Who’s responsible for candidate care?
Consider this a trick question -- because everyone is responsible for candidate care, although individuals on the hiring team are on the frontline. If you’re interviewing world-class talent, you should ensure each person in the room with the candidate is a strong employee, someone who represents the company as a leader in their own right, even if their title doesn’t reflect it.
But it’s not just enough to say you practice good candidate care. Someone will need to be accountable for it, too, by defining the parameters of good candidate care within an organization, continually reviewing outcomes and modifying the process as required to achieve the goals of the organization. In most organizations, this falls to HR with assistance from other teams, but HR is NOT the only team concerned with candidate care.
Gaining company buy-in for good candidate care starts with the Board and the executive team, who set the policy and culture across the organization that results in quality candidate care.
When you’re working with an external search firm/recruiter
Ensure your external recruiting team is practicing good candidate care, too. Before working with one, ask them to define their process, including what happens when a candidate is no longer under consideration. How long do they wait to give feedback? How often have they left people hanging? Also look for testimonials from former candidates, who will have first-hand insight into the treatment of candidates under consideration. If your external recruiting team isn’t sending out a survey to all candidates (and why aren’t they?), be sure your internal team does. Most candidates are willing to give their assessment of the process.
What does poor candidate care look like?
Almost every company has room for improvement in their candidate care program and should work to make the process better in order to attract top talent on all levels.
To determine if your own organization needs to improve candidate care, start by looking at your own process. One top-five global pharma company realized its process needed work only after it conducted a three-year survey of its interview process. A representative put it this way: “It generally took two weeks to build an itinerary and schedule the first interview. It took up to a month between interview rounds. It generally took up to one month from the last interview to make an offer. Almost half of all interview schedules were revised twice, and the majority of schedule changes were requested by the company.”
It was time for a change.
Advice: Keep in mind that candidate care is not a one-and-done exercise. First, it doesn’t stop once a candidate is hired. Organizations should also work to retain top talent by focusing on their employer value proposition. Building a great workplace culture that respects and values all employees is also guaranteed to enhance candidate care. Second, candidate care is an ongoing process that evolves as the talent pool changes and as your competition does, too.
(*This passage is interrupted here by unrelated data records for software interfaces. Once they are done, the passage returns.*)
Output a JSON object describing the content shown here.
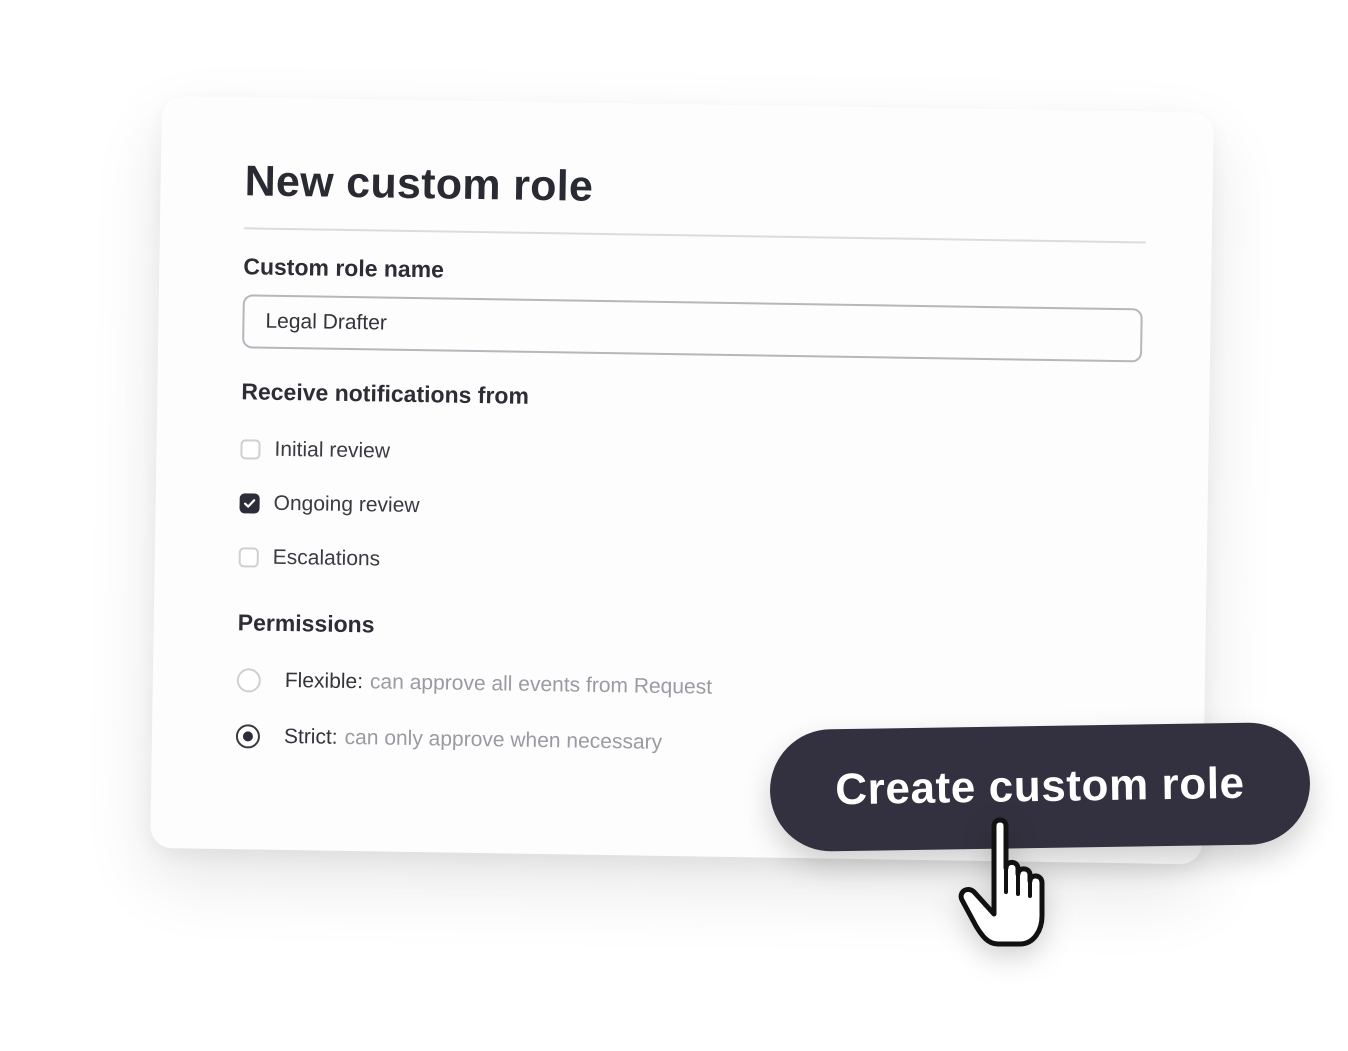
{
  "dialog": {
    "title": "New custom role"
  },
  "role_name": {
    "label": "Custom role name",
    "value": "Legal Drafter"
  },
  "notifications": {
    "label": "Receive notifications from",
    "options": [
      {
        "label": "Initial review",
        "checked": false
      },
      {
        "label": "Ongoing review",
        "checked": true
      },
      {
        "label": "Escalations",
        "checked": false
      }
    ]
  },
  "permissions": {
    "label": "Permissions",
    "options": [
      {
        "name": "Flexible:",
        "description": "can approve all events from Request",
        "selected": false
      },
      {
        "name": "Strict:",
        "description": "can only approve when necessary",
        "selected": true
      }
    ]
  },
  "actions": {
    "create_label": "Create custom role"
  },
  "icons": {
    "checkmark": "checkmark-icon",
    "cursor": "hand-pointer-icon"
  },
  "colors": {
    "accent_dark": "#33313f",
    "text": "#2d2d35",
    "muted": "#9a9aa2"
  }
}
Companies that fail to understand this not only miss an opportunity to hire the best leaders, they ultimately will need to compete against them when those same leaders are hired by the competition.
It’s just one more case where doing right by people is simply good business.